# Your task
The answer must consist of every line from the data that holds the string "icon".
Start of Material provided
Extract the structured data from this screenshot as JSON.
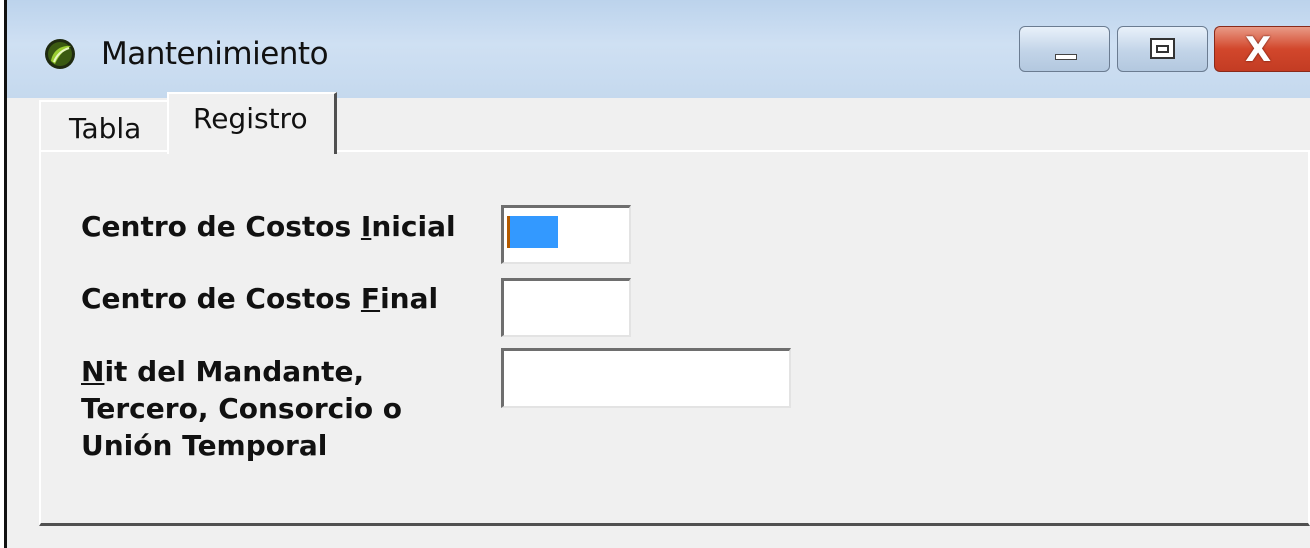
{
  "window": {
    "title": "Mantenimiento",
    "icon": "app-logo-icon",
    "controls": {
      "minimize": "minimize-icon",
      "maximize": "maximize-icon",
      "close": "close-icon",
      "close_glyph": "X"
    }
  },
  "tabs": [
    {
      "label": "Tabla",
      "active": false
    },
    {
      "label": "Registro",
      "active": true
    }
  ],
  "form": {
    "centro_inicial": {
      "before": "Centro de Costos ",
      "accel": "I",
      "after": "nicial",
      "value": ""
    },
    "centro_final": {
      "before": "Centro de Costos ",
      "accel": "F",
      "after": "inal",
      "value": ""
    },
    "nit": {
      "accel": "N",
      "line1": "it del Mandante,",
      "line2": "Tercero, Consorcio o",
      "line3": "Unión Temporal",
      "value": ""
    }
  },
  "colors": {
    "selection": "#3399ff",
    "close_button": "#d2472c",
    "titlebar": "#c5d9ee",
    "window_bg": "#f0f0f0"
  }
}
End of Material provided
# Task solution
    "icon": "app-logo-icon",
      "minimize": "minimize-icon",
      "maximize": "maximize-icon",
      "close": "close-icon",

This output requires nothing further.